→ **Activity**
Please set down the listing exactly, from the first line to the last.
** Material for this exercise follows **
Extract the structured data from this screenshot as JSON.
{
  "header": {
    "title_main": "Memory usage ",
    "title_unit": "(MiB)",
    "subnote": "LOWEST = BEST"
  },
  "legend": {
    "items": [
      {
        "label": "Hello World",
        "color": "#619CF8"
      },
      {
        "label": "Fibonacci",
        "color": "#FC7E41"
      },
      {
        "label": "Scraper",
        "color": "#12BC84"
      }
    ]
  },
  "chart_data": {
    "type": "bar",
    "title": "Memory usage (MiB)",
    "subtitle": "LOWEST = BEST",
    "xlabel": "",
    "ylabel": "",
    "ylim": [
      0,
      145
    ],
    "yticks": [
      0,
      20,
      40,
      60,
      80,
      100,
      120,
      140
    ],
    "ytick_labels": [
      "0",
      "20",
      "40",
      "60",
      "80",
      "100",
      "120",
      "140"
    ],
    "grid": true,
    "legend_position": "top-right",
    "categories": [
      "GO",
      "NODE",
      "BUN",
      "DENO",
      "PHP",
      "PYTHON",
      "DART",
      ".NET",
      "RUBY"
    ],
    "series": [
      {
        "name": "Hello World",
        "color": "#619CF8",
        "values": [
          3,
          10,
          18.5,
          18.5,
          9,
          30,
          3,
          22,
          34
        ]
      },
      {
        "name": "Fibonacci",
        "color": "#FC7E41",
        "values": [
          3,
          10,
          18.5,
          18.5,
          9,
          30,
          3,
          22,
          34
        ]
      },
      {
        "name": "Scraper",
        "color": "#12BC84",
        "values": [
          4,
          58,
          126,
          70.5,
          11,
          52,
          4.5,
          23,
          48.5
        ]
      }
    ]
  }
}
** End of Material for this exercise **
→ **Answer to this problem**
Extract the structured data from this screenshot as JSON.
{
  "header": {
    "title_main": "Memory usage ",
    "title_unit": "(MiB)",
    "subnote": "LOWEST = BEST"
  },
  "legend": {
    "items": [
      {
        "label": "Hello World",
        "color": "#619CF8"
      },
      {
        "label": "Fibonacci",
        "color": "#FC7E41"
      },
      {
        "label": "Scraper",
        "color": "#12BC84"
      }
    ]
  },
  "chart_data": {
    "type": "bar",
    "title": "Memory usage (MiB)",
    "subtitle": "LOWEST = BEST",
    "xlabel": "",
    "ylabel": "",
    "ylim": [
      0,
      145
    ],
    "yticks": [
      0,
      20,
      40,
      60,
      80,
      100,
      120,
      140
    ],
    "ytick_labels": [
      "0",
      "20",
      "40",
      "60",
      "80",
      "100",
      "120",
      "140"
    ],
    "grid": true,
    "legend_position": "top-right",
    "categories": [
      "GO",
      "NODE",
      "BUN",
      "DENO",
      "PHP",
      "PYTHON",
      "DART",
      ".NET",
      "RUBY"
    ],
    "series": [
      {
        "name": "Hello World",
        "color": "#619CF8",
        "values": [
          3,
          10,
          18.5,
          18.5,
          9,
          30,
          3,
          22,
          34
        ]
      },
      {
        "name": "Fibonacci",
        "color": "#FC7E41",
        "values": [
          3,
          10,
          18.5,
          18.5,
          9,
          30,
          3,
          22,
          34
        ]
      },
      {
        "name": "Scraper",
        "color": "#12BC84",
        "values": [
          4,
          58,
          126,
          70.5,
          11,
          52,
          4.5,
          23,
          48.5
        ]
      }
    ]
  }
}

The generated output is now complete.